* _What is expected_: Your answer should hold every line of the records below that contains the string "JSON".

* _Dataset extract_:

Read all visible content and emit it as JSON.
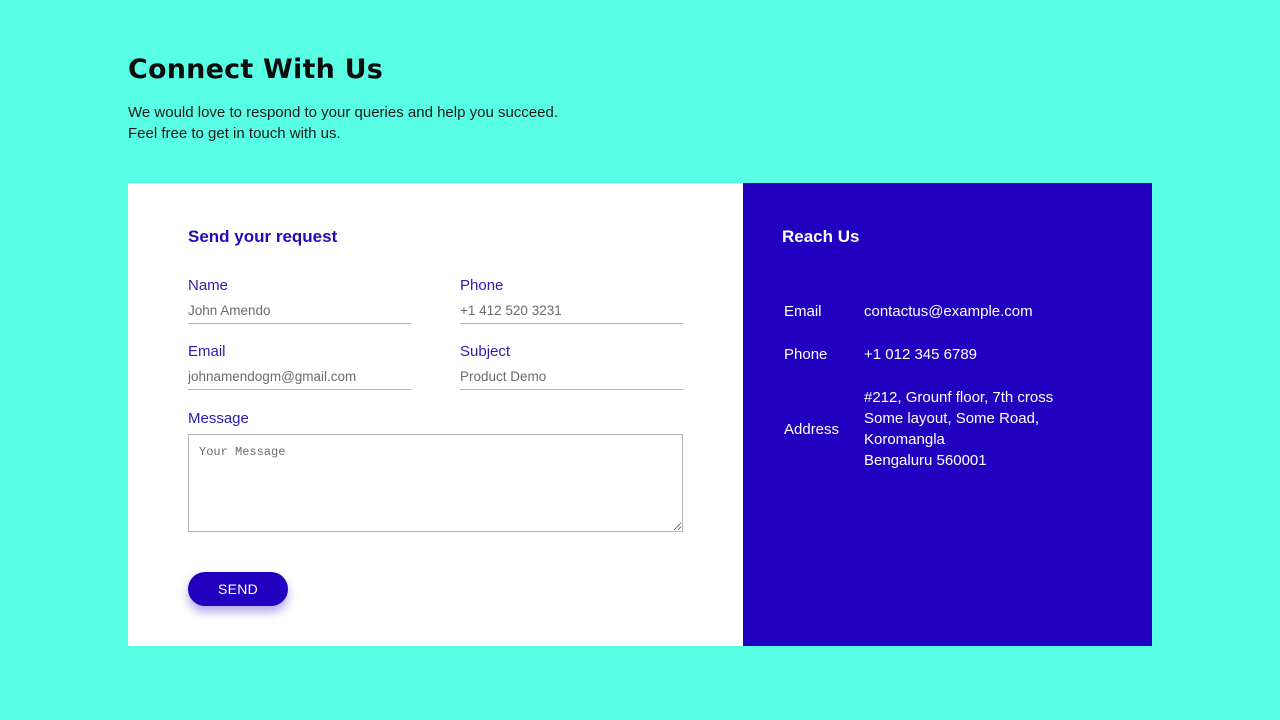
{
  "header": {
    "title": "Connect With Us",
    "intro_lines": [
      "We would love to respond to your queries and help you succeed.",
      "Feel free to get in touch with us."
    ]
  },
  "form": {
    "title": "Send your request",
    "name": {
      "label": "Name",
      "placeholder": "John Amendo"
    },
    "phone": {
      "label": "Phone",
      "placeholder": "+1 412 520 3231"
    },
    "email": {
      "label": "Email",
      "placeholder": "johnamendogm@gmail.com"
    },
    "subject": {
      "label": "Subject",
      "placeholder": "Product Demo"
    },
    "message": {
      "label": "Message",
      "placeholder": "Your Message"
    },
    "send_label": "SEND"
  },
  "contact": {
    "title": "Reach Us",
    "email": {
      "label": "Email",
      "value": "contactus@example.com"
    },
    "phone": {
      "label": "Phone",
      "value": "+1 012 345 6789"
    },
    "address": {
      "label": "Address",
      "lines": [
        "#212, Grounf floor, 7th cross",
        "Some layout, Some Road,",
        "Koromangla",
        "Bengaluru 560001"
      ]
    }
  },
  "colors": {
    "background": "#59ffe4",
    "accent": "#2100bf",
    "card": "#ffffff"
  }
}
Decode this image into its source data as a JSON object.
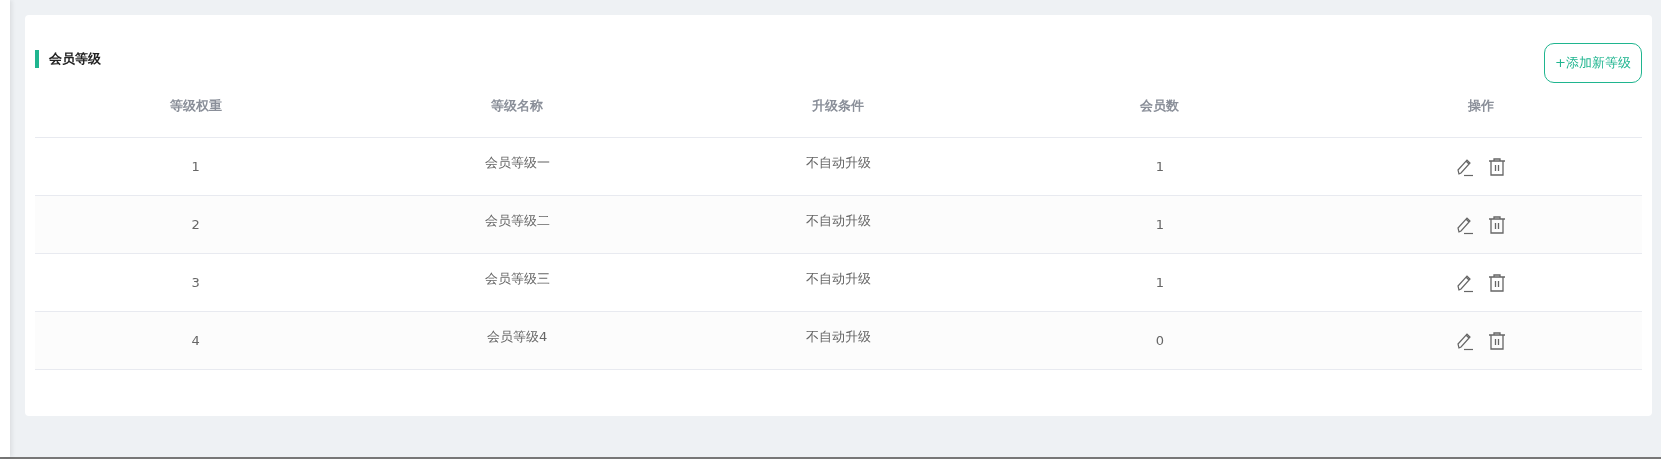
{
  "section": {
    "title": "会员等级",
    "add_button": "+添加新等级"
  },
  "table": {
    "columns": [
      "等级权重",
      "等级名称",
      "升级条件",
      "会员数",
      "操作"
    ],
    "rows": [
      {
        "weight": "1",
        "name": "会员等级一",
        "condition": "不自动升级",
        "members": "1"
      },
      {
        "weight": "2",
        "name": "会员等级二",
        "condition": "不自动升级",
        "members": "1"
      },
      {
        "weight": "3",
        "name": "会员等级三",
        "condition": "不自动升级",
        "members": "1"
      },
      {
        "weight": "4",
        "name": "会员等级4",
        "condition": "不自动升级",
        "members": "0"
      }
    ]
  }
}
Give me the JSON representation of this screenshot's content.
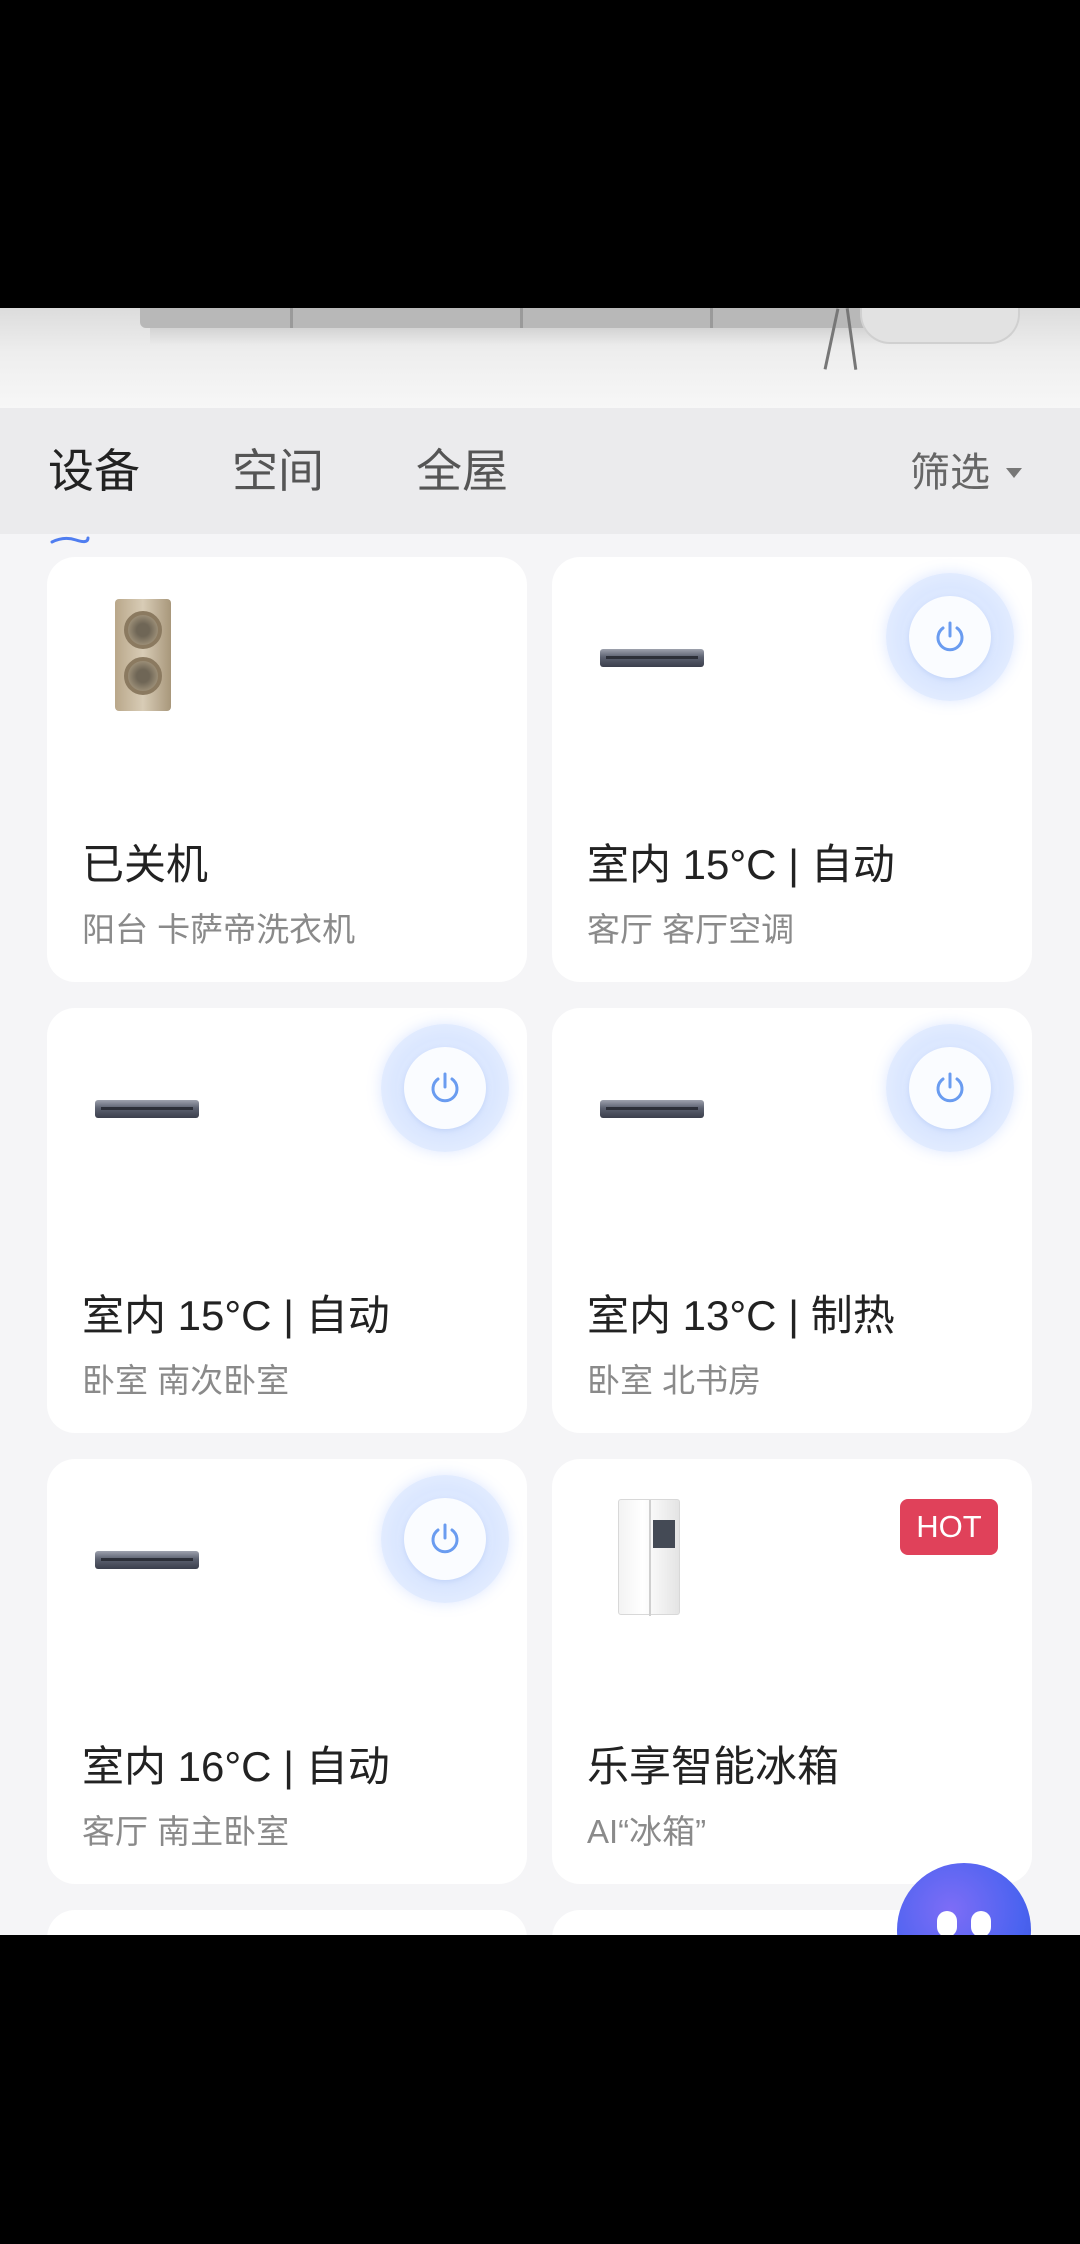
{
  "tabs": [
    {
      "label": "设备",
      "active": true
    },
    {
      "label": "空间",
      "active": false
    },
    {
      "label": "全屋",
      "active": false
    }
  ],
  "filter": {
    "label": "筛选"
  },
  "devices": [
    {
      "status": "已关机",
      "location": "阳台 卡萨帝洗衣机",
      "icon": "washing-machine",
      "power_button": false
    },
    {
      "status": "室内 15°C | 自动",
      "location": "客厅 客厅空调",
      "icon": "air-conditioner",
      "power_button": true
    },
    {
      "status": "室内 15°C | 自动",
      "location": "卧室 南次卧室",
      "icon": "air-conditioner",
      "power_button": true
    },
    {
      "status": "室内 13°C | 制热",
      "location": "卧室 北书房",
      "icon": "air-conditioner",
      "power_button": true
    },
    {
      "status": "室内 16°C | 自动",
      "location": "客厅 南主卧室",
      "icon": "air-conditioner",
      "power_button": true
    },
    {
      "status": "乐享智能冰箱",
      "location": "AI“冰箱”",
      "icon": "refrigerator",
      "badge": "HOT",
      "power_button": false
    }
  ],
  "colors": {
    "background": "#f5f5f7",
    "card": "#ffffff",
    "hot_badge": "#e0415a",
    "power_glow": "#dbe7ff",
    "power_icon": "#6a9cf0",
    "assistant": "#4b63f0"
  },
  "assistant_icon": "robot-assistant-icon"
}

* _Result of the task_:
Read all visible content and emit it as JSON.
Decode this image into its source data as a JSON object.
Give me the JSON representation of this screenshot's content.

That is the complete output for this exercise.